Don’t underestimate the time needed to drive between places. Distances may not seem far on a map, but will take a lot longer to cover than you might expect. Once you leave motorways and main trunk roads, many roads are very slow and 30mph may be a reasonable estimate.

Make sure you rent from a reputable company. Arnold Clarke is recommended. Avoid Green Motion or Easirent which may look a lot cheaper but are notorious for hitting you with all sorts of excess charges. They get really bad reviews.

The Walk Highlands website is the best for walking ideas. As well as giving length and estimate of time, it also grades walks on level of difficulty and ’bog factor!

https://www.walkhighlands.co.uk/

The Undiscovered Scotland website is one of the best, especially once you have decided on an area to visit. Start with the relevant map and follow the links to text pages with lots of information and pictures. This covers places the guide books have never dreamed about and there really are some hidden gems. I use it to plan all my trips to Scotland.

https://www.undiscoveredscotland.co.uk/

I also like DK Eyewitness Travel Guide Scotland (pick up cheaply from Amazon. It doesn’t need to be the latest edition as long as you check current visiting information from the web). This has a wealth of detail along with some superb pictures and reasonable maps to get you started. It also covers many places ignored by the other guides.

Posted by
530 posts

If coming to Skye in August then accommodation will be in short supply and at premium prices. If you want to do 'self catering' (i.e. a vacation rental) then almost all providers will expect you to stay 7 nights and most have Saturday as their changeover day. Skye easily warrants a week of anyone's time so if you are veering towards that length of stay then I'd suggest starting to look for a cottage now. Reputable agencies include LHH, Wilderness Cottages and Unique Cottages.
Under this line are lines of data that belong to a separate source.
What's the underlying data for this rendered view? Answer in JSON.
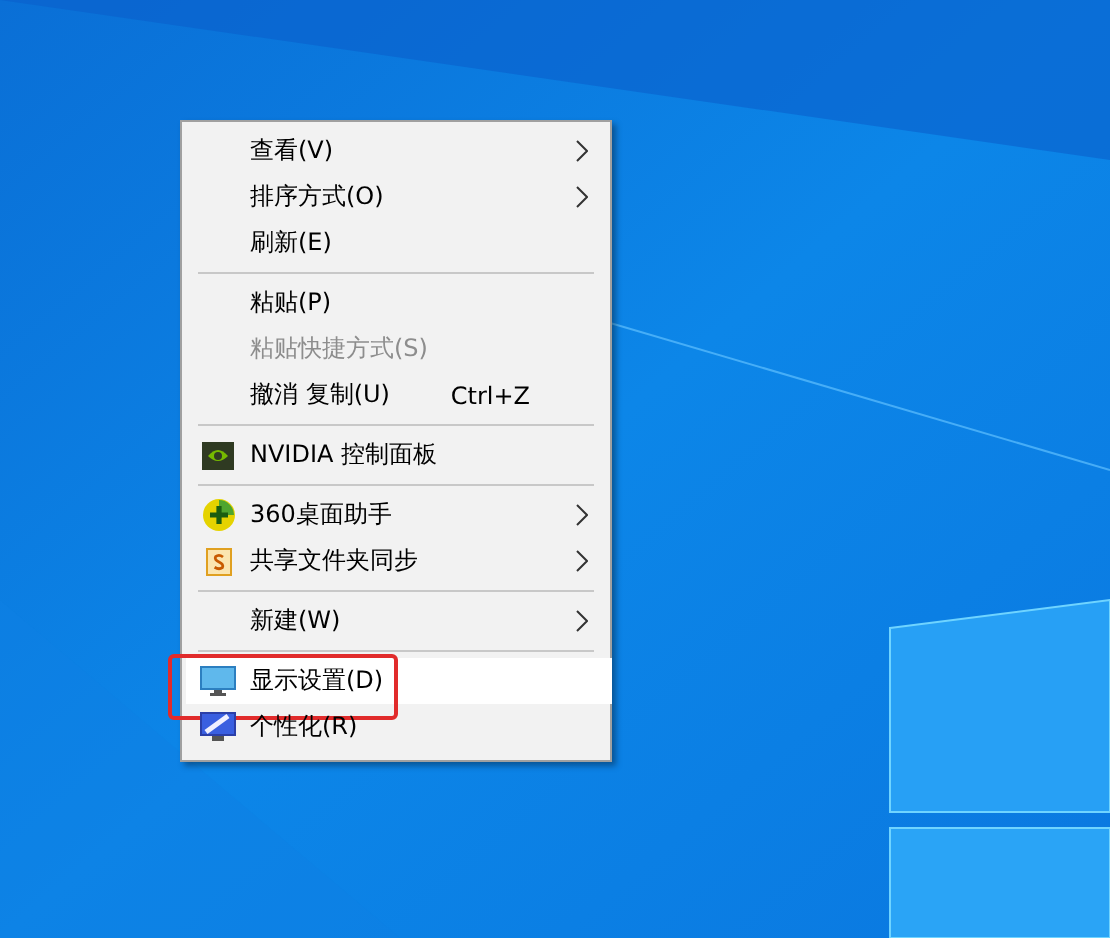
{
  "context_menu": {
    "items": [
      {
        "kind": "item",
        "label": "查看(V)",
        "submenu": true,
        "disabled": false,
        "selected": false
      },
      {
        "kind": "item",
        "label": "排序方式(O)",
        "submenu": true,
        "disabled": false,
        "selected": false
      },
      {
        "kind": "item",
        "label": "刷新(E)",
        "submenu": false,
        "disabled": false,
        "selected": false
      },
      {
        "kind": "separator"
      },
      {
        "kind": "item",
        "label": "粘贴(P)",
        "submenu": false,
        "disabled": false,
        "selected": false
      },
      {
        "kind": "item",
        "label": "粘贴快捷方式(S)",
        "submenu": false,
        "disabled": true,
        "selected": false
      },
      {
        "kind": "item",
        "label": "撤消 复制(U)",
        "shortcut": "Ctrl+Z",
        "submenu": false,
        "disabled": false,
        "selected": false
      },
      {
        "kind": "separator"
      },
      {
        "kind": "item",
        "label": "NVIDIA 控制面板",
        "submenu": false,
        "disabled": false,
        "selected": false
      },
      {
        "kind": "separator"
      },
      {
        "kind": "item",
        "label": "360桌面助手",
        "submenu": true,
        "disabled": false,
        "selected": false
      },
      {
        "kind": "item",
        "label": "共享文件夹同步",
        "submenu": true,
        "disabled": false,
        "selected": false
      },
      {
        "kind": "separator"
      },
      {
        "kind": "item",
        "label": "新建(W)",
        "submenu": true,
        "disabled": false,
        "selected": false
      },
      {
        "kind": "separator"
      },
      {
        "kind": "item",
        "label": "显示设置(D)",
        "submenu": false,
        "disabled": false,
        "selected": true,
        "annotated": true
      },
      {
        "kind": "item",
        "label": "个性化(R)",
        "submenu": false,
        "disabled": false,
        "selected": false
      }
    ]
  }
}
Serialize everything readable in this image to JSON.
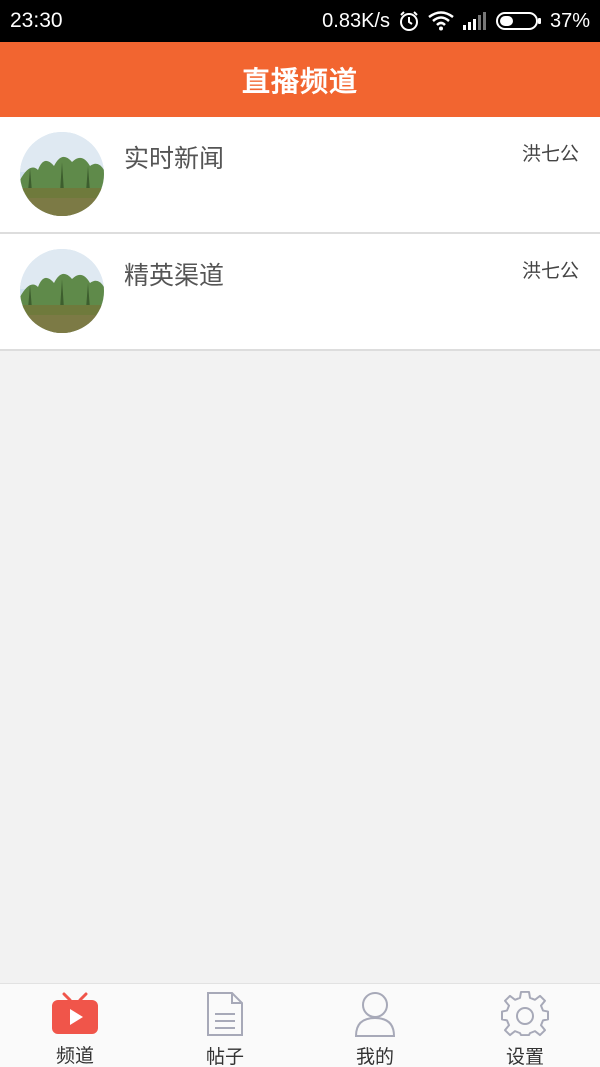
{
  "status_bar": {
    "time": "23:30",
    "network_speed": "0.83K/s",
    "battery_percent": "37%",
    "battery_level": 0.37,
    "icons": [
      "alarm-icon",
      "wifi-icon",
      "signal-icon",
      "battery-icon"
    ]
  },
  "header": {
    "title": "直播频道"
  },
  "channels": [
    {
      "name": "实时新闻",
      "author": "洪七公",
      "avatar": "landscape-thumbnail"
    },
    {
      "name": "精英渠道",
      "author": "洪七公",
      "avatar": "landscape-thumbnail"
    }
  ],
  "bottom_nav": {
    "items": [
      {
        "label": "频道",
        "icon": "tv-play-icon",
        "active": true
      },
      {
        "label": "帖子",
        "icon": "document-icon",
        "active": false
      },
      {
        "label": "我的",
        "icon": "user-icon",
        "active": false
      },
      {
        "label": "设置",
        "icon": "gear-icon",
        "active": false
      }
    ]
  },
  "colors": {
    "accent": "#f26530",
    "status_bar": "#000000",
    "background": "#f2f2f2",
    "active_icon": "#f0554a",
    "inactive_icon": "#a7a9b8"
  }
}
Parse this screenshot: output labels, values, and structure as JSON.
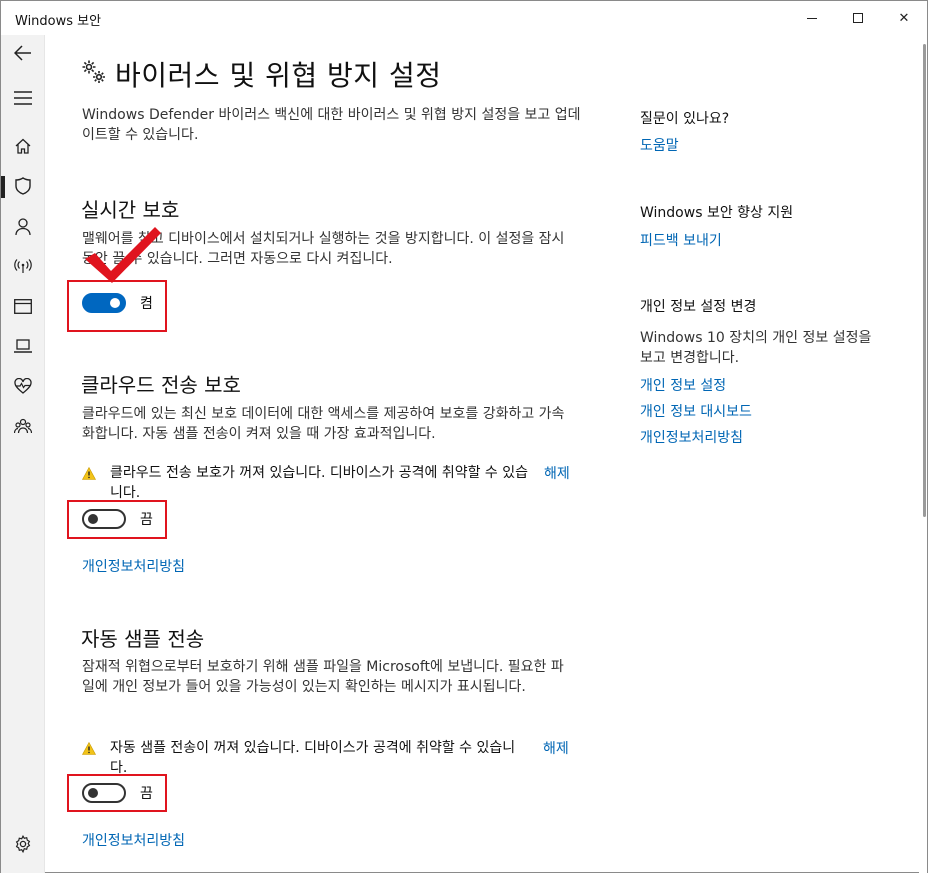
{
  "window": {
    "title": "Windows 보안",
    "minimize_label": "",
    "maximize_label": "",
    "close_label": "✕"
  },
  "nav": {
    "items": [
      "back-icon",
      "menu-icon",
      "home-icon",
      "shield-icon",
      "person-icon",
      "wireless-icon",
      "app-browser-icon",
      "laptop-icon",
      "heart-icon",
      "family-icon",
      "settings-icon"
    ],
    "active_item": "shield-icon"
  },
  "main": {
    "title": "바이러스 및 위협 방지 설정",
    "description": "Windows Defender 바이러스 백신에 대한 바이러스 및 위협 방지 설정을 보고 업데이트할 수 있습니다.",
    "realtime": {
      "heading": "실시간 보호",
      "description": "맬웨어를 찾고 디바이스에서 설치되거나 실행하는 것을 방지합니다. 이 설정을 잠시 동안 끌 수 있습니다. 그러면 자동으로 다시 켜집니다.",
      "toggle_state": "on",
      "toggle_label": "켬"
    },
    "cloud": {
      "heading": "클라우드 전송 보호",
      "description": "클라우드에 있는 최신 보호 데이터에 대한 액세스를 제공하여 보호를 강화하고 가속화합니다. 자동 샘플 전송이 켜져 있을 때 가장 효과적입니다.",
      "warning": "클라우드 전송 보호가 꺼져 있습니다. 디바이스가 공격에 취약할 수 있습니다.",
      "dismiss_label": "해제",
      "toggle_state": "off",
      "toggle_label": "끔",
      "privacy_link": "개인정보처리방침"
    },
    "sample": {
      "heading": "자동 샘플 전송",
      "description": "잠재적 위협으로부터 보호하기 위해 샘플 파일을 Microsoft에 보냅니다. 필요한 파일에 개인 정보가 들어 있을 가능성이 있는지 확인하는 메시지가 표시됩니다.",
      "warning": "자동 샘플 전송이 꺼져 있습니다. 디바이스가 공격에 취약할 수 있습니다.",
      "dismiss_label": "해제",
      "toggle_state": "off",
      "toggle_label": "끔",
      "privacy_link": "개인정보처리방침"
    }
  },
  "side": {
    "question_heading": "질문이 있나요?",
    "help_link": "도움말",
    "improve_heading": "Windows 보안 향상 지원",
    "feedback_link": "피드백 보내기",
    "privacy_heading": "개인 정보 설정 변경",
    "privacy_description": "Windows 10 장치의 개인 정보 설정을 보고 변경합니다.",
    "privacy_settings_link": "개인 정보 설정",
    "privacy_dashboard_link": "개인 정보 대시보드",
    "privacy_policy_link": "개인정보처리방침"
  },
  "colors": {
    "accent": "#0067c0",
    "link": "#0066b4",
    "annotation_red": "#e0141e",
    "warning_yellow": "#f2c318"
  }
}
I would stay in one place on the island rather than moving about.

Best wishes
Jacqui (Skyegirl)

Posted by
776 posts

Hi Susan and Monte

The shout out for Arran is a good one. ‘Scotland in miniature’ is correct! Great walking, Brodick Castle and gardens, standing stones/circles on Machrie Moor, beaches and an off shore Buddhist monastery. What’s not to like! And it’s relatively easy to get to - frequent ferries from Ardrossan. If you plan to take your car over - a good idea - book in advance.

The new distillery (Lagg) is owned by the same people who own the Lochranza distillery, but the plan is for them to do different things. They are about as far apart as you can get on Arran. I did the whisky tasting session at Lagg earlier in the year - it must have been good as I emerged carrying two bottles of limited edition Sherry cask stored single malt. And a t-shirt!

If you wanted rugged, beautiful and spectacular, go north west. Nobody has mentioned Torridon or Sutherland but they are big, empty and a bit magnificent. If you are into serious hiking, there’s lots to go at up there, but you’ll need to be well equipped and have decent weather. Even driving round those areas is an experience though!

Hope you fix something up that meets your needs!

Ian